§ **Exercise**
In your copy, include every record exactly and no pictures.

§ **Study material**

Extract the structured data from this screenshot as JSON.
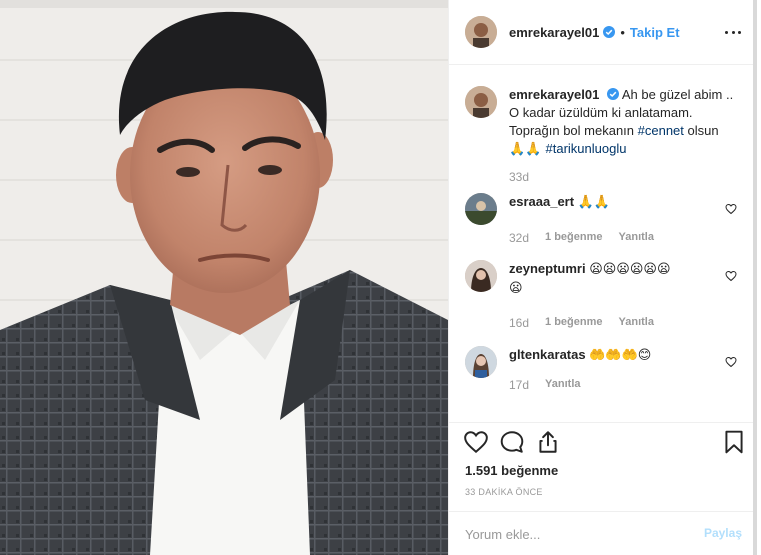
{
  "post": {
    "author": "emrekarayel01",
    "follow_label": "Takip Et",
    "separator": "•"
  },
  "caption": {
    "author": "emrekarayel01",
    "text_line1": "Ah be güzel abim ..",
    "text_line2": "O kadar üzüldüm ki anlatamam.",
    "text_line3_prefix": "Toprağın bol mekanın ",
    "hashtag1": "#cennet",
    "text_line3_suffix": " olsun",
    "emoji": "🙏🙏 ",
    "hashtag2": "#tarikunluoglu",
    "time": "33d"
  },
  "comments": [
    {
      "user": "esraaa_ert",
      "text": "🙏🙏",
      "time": "32d",
      "likes": "1 beğenme",
      "reply": "Yanıtla"
    },
    {
      "user": "zeyneptumri",
      "text": "😦😦😦😦😦😦",
      "text2": "😦",
      "time": "16d",
      "likes": "1 beğenme",
      "reply": "Yanıtla"
    },
    {
      "user": "gltenkaratas",
      "text": "🤲🤲🤲😊",
      "time": "17d",
      "reply": "Yanıtla"
    }
  ],
  "actions": {
    "likes_count": "1.591 beğenme",
    "time_ago": "33 DAKİKA ÖNCE",
    "comment_placeholder": "Yorum ekle...",
    "post_label": "Paylaş"
  },
  "icons": {
    "verified": "verified-badge-icon",
    "more": "more-options-icon",
    "like": "heart-icon",
    "comment": "comment-bubble-icon",
    "share": "share-icon",
    "save": "bookmark-icon"
  },
  "colors": {
    "link": "#3897f0",
    "hashtag": "#003569",
    "muted": "#999999",
    "text": "#262626",
    "border": "#efefef"
  }
}
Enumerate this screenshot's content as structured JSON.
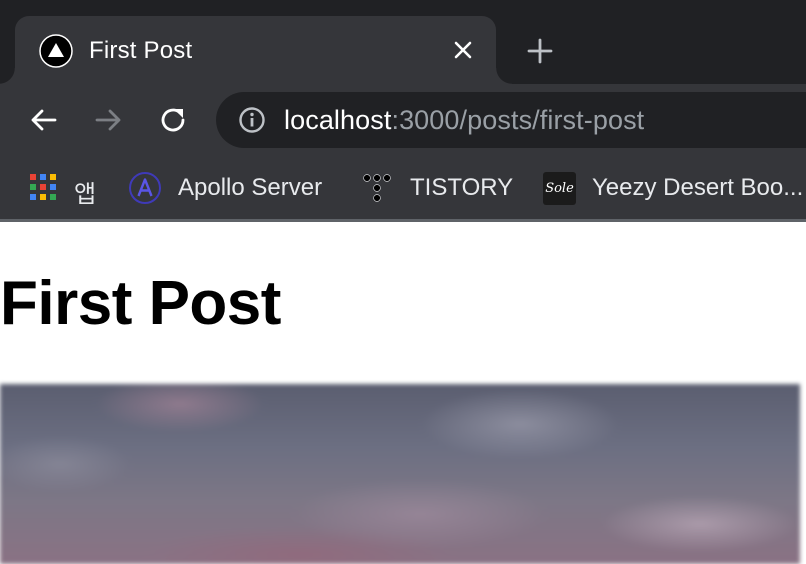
{
  "browser": {
    "tab": {
      "title": "First Post",
      "favicon": "nextjs-triangle-icon"
    },
    "new_tab_icon": "plus-icon",
    "toolbar": {
      "back_icon": "arrow-left-icon",
      "forward_icon": "arrow-right-icon",
      "reload_icon": "reload-icon",
      "site_info_icon": "info-icon",
      "url_host": "localhost",
      "url_path": ":3000/posts/first-post"
    },
    "bookmarks": [
      {
        "label": "앱",
        "icon": "apps-grid-icon"
      },
      {
        "label": "Apollo Server",
        "icon": "apollo-icon"
      },
      {
        "label": "TISTORY",
        "icon": "tistory-icon"
      },
      {
        "label": "Yeezy Desert Boo...",
        "icon": "sole-icon",
        "icon_text": "Sole"
      }
    ]
  },
  "page": {
    "heading": "First Post",
    "hero_image": "blurred-photo"
  },
  "colors": {
    "tabstrip_bg": "#202124",
    "toolbar_bg": "#35363a",
    "omnibox_bg": "#202124",
    "url_host": "#ffffff",
    "url_path": "#9aa0a6",
    "page_bg": "#ffffff"
  }
}
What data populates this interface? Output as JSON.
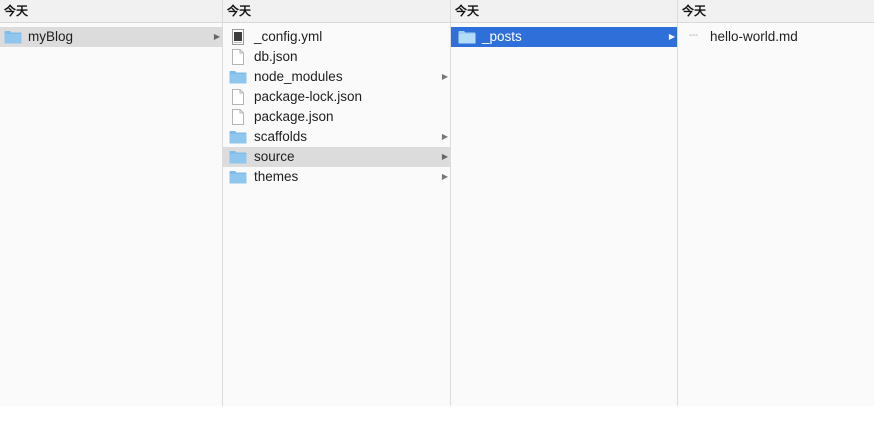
{
  "columns": [
    {
      "header": "今天",
      "items": [
        {
          "label": "myBlog",
          "icon": "folder-icon",
          "has_children": true,
          "selected": "gray"
        }
      ]
    },
    {
      "header": "今天",
      "items": [
        {
          "label": "_config.yml",
          "icon": "yml-file-icon",
          "has_children": false,
          "selected": ""
        },
        {
          "label": "db.json",
          "icon": "document-icon",
          "has_children": false,
          "selected": ""
        },
        {
          "label": "node_modules",
          "icon": "folder-icon",
          "has_children": true,
          "selected": ""
        },
        {
          "label": "package-lock.json",
          "icon": "document-icon",
          "has_children": false,
          "selected": ""
        },
        {
          "label": "package.json",
          "icon": "document-icon",
          "has_children": false,
          "selected": ""
        },
        {
          "label": "scaffolds",
          "icon": "folder-icon",
          "has_children": true,
          "selected": ""
        },
        {
          "label": "source",
          "icon": "folder-icon",
          "has_children": true,
          "selected": "gray"
        },
        {
          "label": "themes",
          "icon": "folder-icon",
          "has_children": true,
          "selected": ""
        }
      ]
    },
    {
      "header": "今天",
      "items": [
        {
          "label": "_posts",
          "icon": "folder-icon",
          "has_children": true,
          "selected": "blue"
        }
      ]
    },
    {
      "header": "今天",
      "items": [
        {
          "label": "hello-world.md",
          "icon": "markdown-file-icon",
          "has_children": false,
          "selected": ""
        }
      ]
    }
  ],
  "arrow_glyph": "▶",
  "colors": {
    "folder": "#7fbce9",
    "selection_blue": "#2f6fd9",
    "selection_gray": "#dcdcdc"
  }
}
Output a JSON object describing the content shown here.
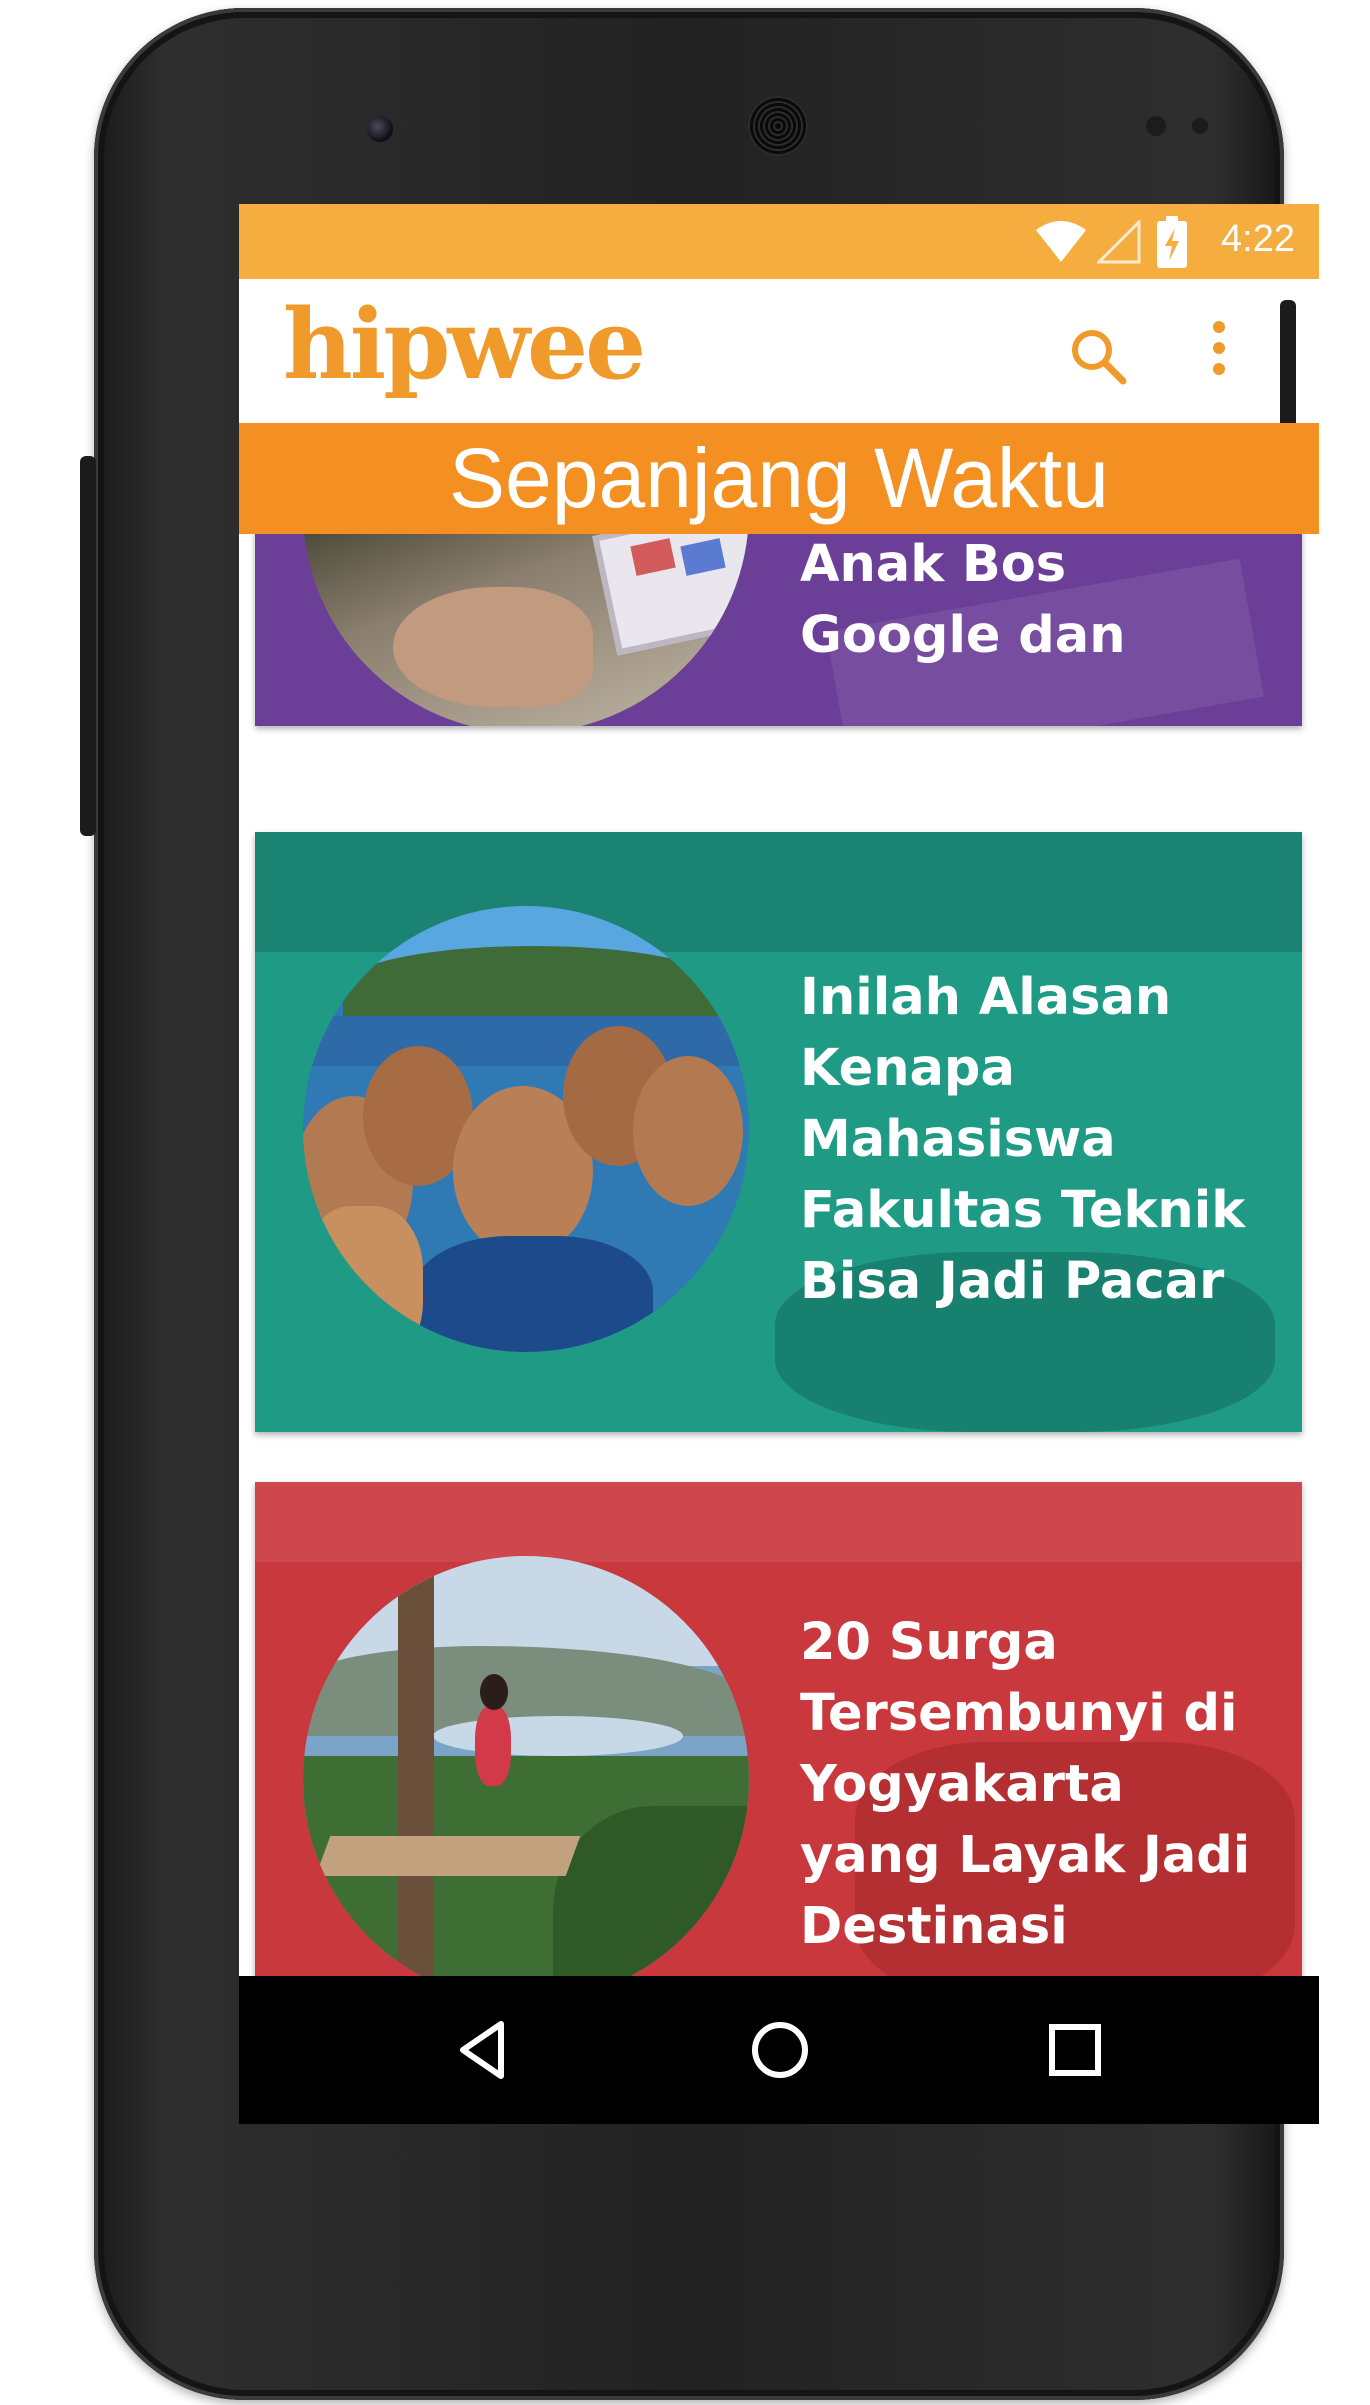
{
  "status_bar": {
    "time": "4:22",
    "icons": [
      "wifi-icon",
      "signal-icon",
      "battery-charging-icon"
    ],
    "color": "#f6ad3f"
  },
  "app_bar": {
    "logo_text": "hipwee",
    "actions": [
      "search-icon",
      "overflow-menu-icon"
    ]
  },
  "section": {
    "title": "Sepanjang Waktu",
    "color": "#f48f22"
  },
  "articles": [
    {
      "title": "Anak Bos Google dan",
      "color": "#6b3e97"
    },
    {
      "title": "Inilah Alasan Kenapa Mahasiswa Fakultas Teknik Bisa Jadi Pacar",
      "color": "#1f9a84"
    },
    {
      "title": "20 Surga Tersembunyi di Yogyakarta yang Layak Jadi Destinasi",
      "color": "#c9383d"
    }
  ],
  "nav_bar": {
    "buttons": [
      "back-icon",
      "home-icon",
      "recents-icon"
    ]
  }
}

§ **Completed task**
Extract the structured data from this screenshot as JSON.
{
  "post": {
    "author": "emrekarayel01",
    "follow_label": "Takip Et",
    "separator": "•"
  },
  "caption": {
    "author": "emrekarayel01",
    "text_line1": "Ah be güzel abim ..",
    "text_line2": "O kadar üzüldüm ki anlatamam.",
    "text_line3_prefix": "Toprağın bol mekanın ",
    "hashtag1": "#cennet",
    "text_line3_suffix": " olsun",
    "emoji": "🙏🙏 ",
    "hashtag2": "#tarikunluoglu",
    "time": "33d"
  },
  "comments": [
    {
      "user": "esraaa_ert",
      "text": "🙏🙏",
      "time": "32d",
      "likes": "1 beğenme",
      "reply": "Yanıtla"
    },
    {
      "user": "zeyneptumri",
      "text": "😦😦😦😦😦😦",
      "text2": "😦",
      "time": "16d",
      "likes": "1 beğenme",
      "reply": "Yanıtla"
    },
    {
      "user": "gltenkaratas",
      "text": "🤲🤲🤲😊",
      "time": "17d",
      "reply": "Yanıtla"
    }
  ],
  "actions": {
    "likes_count": "1.591 beğenme",
    "time_ago": "33 DAKİKA ÖNCE",
    "comment_placeholder": "Yorum ekle...",
    "post_label": "Paylaş"
  },
  "icons": {
    "verified": "verified-badge-icon",
    "more": "more-options-icon",
    "like": "heart-icon",
    "comment": "comment-bubble-icon",
    "share": "share-icon",
    "save": "bookmark-icon"
  },
  "colors": {
    "link": "#3897f0",
    "hashtag": "#003569",
    "muted": "#999999",
    "text": "#262626",
    "border": "#efefef"
  }
}
Enumerate this screenshot's content as structured JSON.
{
  "browser": {
    "tab": {
      "title": "First Post",
      "favicon": "nextjs-triangle-icon"
    },
    "new_tab_icon": "plus-icon",
    "toolbar": {
      "back_icon": "arrow-left-icon",
      "forward_icon": "arrow-right-icon",
      "reload_icon": "reload-icon",
      "site_info_icon": "info-icon",
      "url_host": "localhost",
      "url_path": ":3000/posts/first-post"
    },
    "bookmarks": [
      {
        "label": "앱",
        "icon": "apps-grid-icon"
      },
      {
        "label": "Apollo Server",
        "icon": "apollo-icon"
      },
      {
        "label": "TISTORY",
        "icon": "tistory-icon"
      },
      {
        "label": "Yeezy Desert Boo...",
        "icon": "sole-icon",
        "icon_text": "Sole"
      }
    ]
  },
  "page": {
    "heading": "First Post",
    "hero_image": "blurred-photo"
  },
  "colors": {
    "tabstrip_bg": "#202124",
    "toolbar_bg": "#35363a",
    "omnibox_bg": "#202124",
    "url_host": "#ffffff",
    "url_path": "#9aa0a6",
    "page_bg": "#ffffff"
  }
}
What data populates this interface? Output as JSON.
{
  "columns": [
    {
      "header": "今天",
      "items": [
        {
          "label": "myBlog",
          "icon": "folder-icon",
          "has_children": true,
          "selected": "gray"
        }
      ]
    },
    {
      "header": "今天",
      "items": [
        {
          "label": "_config.yml",
          "icon": "yml-file-icon",
          "has_children": false,
          "selected": ""
        },
        {
          "label": "db.json",
          "icon": "document-icon",
          "has_children": false,
          "selected": ""
        },
        {
          "label": "node_modules",
          "icon": "folder-icon",
          "has_children": true,
          "selected": ""
        },
        {
          "label": "package-lock.json",
          "icon": "document-icon",
          "has_children": false,
          "selected": ""
        },
        {
          "label": "package.json",
          "icon": "document-icon",
          "has_children": false,
          "selected": ""
        },
        {
          "label": "scaffolds",
          "icon": "folder-icon",
          "has_children": true,
          "selected": ""
        },
        {
          "label": "source",
          "icon": "folder-icon",
          "has_children": true,
          "selected": "gray"
        },
        {
          "label": "themes",
          "icon": "folder-icon",
          "has_children": true,
          "selected": ""
        }
      ]
    },
    {
      "header": "今天",
      "items": [
        {
          "label": "_posts",
          "icon": "folder-icon",
          "has_children": true,
          "selected": "blue"
        }
      ]
    },
    {
      "header": "今天",
      "items": [
        {
          "label": "hello-world.md",
          "icon": "markdown-file-icon",
          "has_children": false,
          "selected": ""
        }
      ]
    }
  ],
  "arrow_glyph": "▶",
  "colors": {
    "folder": "#7fbce9",
    "selection_blue": "#2f6fd9",
    "selection_gray": "#dcdcdc"
  }
}
Output a JSON object describing the content shown here.
{
  "status_bar": {
    "time": "4:22",
    "icons": [
      "wifi-icon",
      "signal-icon",
      "battery-charging-icon"
    ],
    "color": "#f6ad3f"
  },
  "app_bar": {
    "logo_text": "hipwee",
    "actions": [
      "search-icon",
      "overflow-menu-icon"
    ]
  },
  "section": {
    "title": "Sepanjang Waktu",
    "color": "#f48f22"
  },
  "articles": [
    {
      "title": "Anak Bos Google dan",
      "color": "#6b3e97"
    },
    {
      "title": "Inilah Alasan Kenapa Mahasiswa Fakultas Teknik Bisa Jadi Pacar",
      "color": "#1f9a84"
    },
    {
      "title": "20 Surga Tersembunyi di Yogyakarta yang Layak Jadi Destinasi",
      "color": "#c9383d"
    }
  ],
  "nav_bar": {
    "buttons": [
      "back-icon",
      "home-icon",
      "recents-icon"
    ]
  }
}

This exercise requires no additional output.